Sure. I love shows like So You Think You Can Dance. The people on that show are amazing. You watch these guys come from the streets and they’re into krumping or whatever it’s called – and then, all of a sudden, they’re doing the most amazing dances. I find it very moving and very satisfying, so I watch that. It’s much better than Dancing With The Stars. I also watch America’s Funniest Videos, but I don’t watch TV drama. I never really did.
Are you a good dancer?
I’m pretty good. I can keep the beat. I can waltz. I can handle myself on a dance floor. I also love to watch nature shows, too. I watch sports. I watch the news. I’m not really into reality television, though.
Do you plan to stay in Hawaii now that the show has finished?

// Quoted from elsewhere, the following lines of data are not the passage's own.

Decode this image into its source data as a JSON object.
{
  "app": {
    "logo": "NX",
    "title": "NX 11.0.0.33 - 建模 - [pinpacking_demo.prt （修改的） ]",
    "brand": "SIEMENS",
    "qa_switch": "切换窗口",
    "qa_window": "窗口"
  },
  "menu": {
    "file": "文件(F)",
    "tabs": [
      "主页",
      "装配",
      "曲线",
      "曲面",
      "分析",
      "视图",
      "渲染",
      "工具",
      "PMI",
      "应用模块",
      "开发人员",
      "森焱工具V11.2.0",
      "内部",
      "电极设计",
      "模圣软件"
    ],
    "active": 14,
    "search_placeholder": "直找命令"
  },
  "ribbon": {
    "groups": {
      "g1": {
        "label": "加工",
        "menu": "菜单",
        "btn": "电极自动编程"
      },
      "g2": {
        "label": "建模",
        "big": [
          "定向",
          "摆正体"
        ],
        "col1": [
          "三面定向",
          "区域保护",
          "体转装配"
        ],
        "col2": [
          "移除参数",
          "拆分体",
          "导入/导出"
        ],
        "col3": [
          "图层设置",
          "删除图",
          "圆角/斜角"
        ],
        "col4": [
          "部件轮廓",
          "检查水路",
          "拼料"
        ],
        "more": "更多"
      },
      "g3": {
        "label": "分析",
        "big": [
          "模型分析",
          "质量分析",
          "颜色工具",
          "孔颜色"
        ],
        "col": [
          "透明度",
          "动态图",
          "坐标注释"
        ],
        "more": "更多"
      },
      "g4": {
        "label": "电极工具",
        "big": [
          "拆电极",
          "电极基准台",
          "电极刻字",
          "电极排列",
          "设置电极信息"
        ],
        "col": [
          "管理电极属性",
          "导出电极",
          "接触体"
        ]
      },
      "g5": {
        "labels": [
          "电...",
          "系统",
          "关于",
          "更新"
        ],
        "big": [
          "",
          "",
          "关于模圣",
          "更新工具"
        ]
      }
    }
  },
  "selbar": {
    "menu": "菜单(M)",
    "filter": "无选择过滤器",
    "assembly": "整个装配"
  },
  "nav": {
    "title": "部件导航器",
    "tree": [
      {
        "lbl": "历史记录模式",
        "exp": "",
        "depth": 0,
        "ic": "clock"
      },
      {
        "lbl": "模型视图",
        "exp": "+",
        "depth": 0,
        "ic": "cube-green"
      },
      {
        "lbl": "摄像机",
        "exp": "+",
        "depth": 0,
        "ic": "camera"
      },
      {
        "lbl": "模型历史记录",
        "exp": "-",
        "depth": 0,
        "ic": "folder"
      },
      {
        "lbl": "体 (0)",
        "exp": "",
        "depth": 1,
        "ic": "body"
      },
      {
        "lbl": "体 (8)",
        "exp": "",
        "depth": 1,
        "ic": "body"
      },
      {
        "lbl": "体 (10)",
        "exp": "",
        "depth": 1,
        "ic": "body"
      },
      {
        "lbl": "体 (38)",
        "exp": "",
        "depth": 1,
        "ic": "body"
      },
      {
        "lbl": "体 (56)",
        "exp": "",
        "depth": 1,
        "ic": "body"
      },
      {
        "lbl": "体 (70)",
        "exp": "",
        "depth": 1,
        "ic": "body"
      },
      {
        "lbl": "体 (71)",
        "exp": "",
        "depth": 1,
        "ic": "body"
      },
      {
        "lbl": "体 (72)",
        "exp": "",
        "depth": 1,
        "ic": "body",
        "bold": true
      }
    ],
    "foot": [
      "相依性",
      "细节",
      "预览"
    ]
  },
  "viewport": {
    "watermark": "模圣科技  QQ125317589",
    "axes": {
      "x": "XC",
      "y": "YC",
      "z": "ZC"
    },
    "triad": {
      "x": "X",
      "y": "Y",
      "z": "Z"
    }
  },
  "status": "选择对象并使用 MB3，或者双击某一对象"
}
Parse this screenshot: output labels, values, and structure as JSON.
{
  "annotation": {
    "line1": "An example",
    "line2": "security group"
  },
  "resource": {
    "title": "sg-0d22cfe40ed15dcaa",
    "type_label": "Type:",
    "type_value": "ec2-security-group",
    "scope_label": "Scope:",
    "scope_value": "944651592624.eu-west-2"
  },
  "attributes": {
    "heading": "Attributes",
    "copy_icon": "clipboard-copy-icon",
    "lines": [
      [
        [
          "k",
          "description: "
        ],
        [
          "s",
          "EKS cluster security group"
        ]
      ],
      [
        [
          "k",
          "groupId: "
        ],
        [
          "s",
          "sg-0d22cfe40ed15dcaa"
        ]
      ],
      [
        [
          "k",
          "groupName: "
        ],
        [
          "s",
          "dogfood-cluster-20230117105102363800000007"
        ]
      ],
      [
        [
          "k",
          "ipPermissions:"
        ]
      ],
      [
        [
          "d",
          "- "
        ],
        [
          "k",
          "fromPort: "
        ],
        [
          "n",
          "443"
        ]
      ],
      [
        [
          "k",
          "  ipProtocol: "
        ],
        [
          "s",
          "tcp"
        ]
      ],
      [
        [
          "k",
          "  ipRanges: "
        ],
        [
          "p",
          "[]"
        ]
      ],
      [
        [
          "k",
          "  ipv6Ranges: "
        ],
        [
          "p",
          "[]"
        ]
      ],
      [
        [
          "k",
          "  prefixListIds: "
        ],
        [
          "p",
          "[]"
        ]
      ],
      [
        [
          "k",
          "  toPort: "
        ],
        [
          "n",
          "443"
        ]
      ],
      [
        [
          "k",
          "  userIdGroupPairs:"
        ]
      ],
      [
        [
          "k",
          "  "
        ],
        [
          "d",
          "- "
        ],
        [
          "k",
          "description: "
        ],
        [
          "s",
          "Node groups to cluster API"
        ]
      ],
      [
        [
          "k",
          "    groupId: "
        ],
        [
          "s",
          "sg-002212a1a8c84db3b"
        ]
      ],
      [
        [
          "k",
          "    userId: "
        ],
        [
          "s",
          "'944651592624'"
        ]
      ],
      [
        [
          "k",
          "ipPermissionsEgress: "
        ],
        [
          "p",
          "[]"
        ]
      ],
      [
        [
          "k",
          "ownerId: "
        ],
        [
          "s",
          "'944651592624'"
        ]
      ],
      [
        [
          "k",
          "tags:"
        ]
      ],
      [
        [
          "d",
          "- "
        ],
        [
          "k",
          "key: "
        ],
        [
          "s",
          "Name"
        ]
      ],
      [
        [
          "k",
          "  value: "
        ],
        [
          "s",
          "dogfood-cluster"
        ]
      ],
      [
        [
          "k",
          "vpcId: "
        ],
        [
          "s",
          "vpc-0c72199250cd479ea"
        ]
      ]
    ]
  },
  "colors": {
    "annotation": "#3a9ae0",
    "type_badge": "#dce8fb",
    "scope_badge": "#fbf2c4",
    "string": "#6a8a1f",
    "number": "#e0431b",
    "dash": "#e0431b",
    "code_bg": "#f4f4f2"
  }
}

I don’t know. I can’t stay there and not work, but we own a house there and it’s going to be impossible to sell in the current economic climate. What’s next for me after Lost? I’m working on something, but I can’t talk about it yet. I have a great idea and I’ve talked to Michael Emerson about it. I said, “You and I should do a series.” I’m trying to seduce him and coax him into doing something with me. I think that would be fun.
Have you been offered many roles since the show ended?
Not really, but I’m hoping that’s because people assume I’m busy. The only thing I know for now is the fact that I’m an unemployed actor. What’s next for me? I’m looking for a job and that’s it.
Is there any specific role you’d like to play?
I’ve played a lot of authority figures in the past and I don’t crave anymore of those, although I’ll do it if there’s a great story that’s written well. I guess I would love to play somebody who is flawed like Locke so that I enjoy the acting experience. It would be great to play somebody who has a complicated life and lots of trouble to deal with. That would suit me immensely. I’ll keep my fingers crossed and we’ll see what happens…
Thanks to DutchLost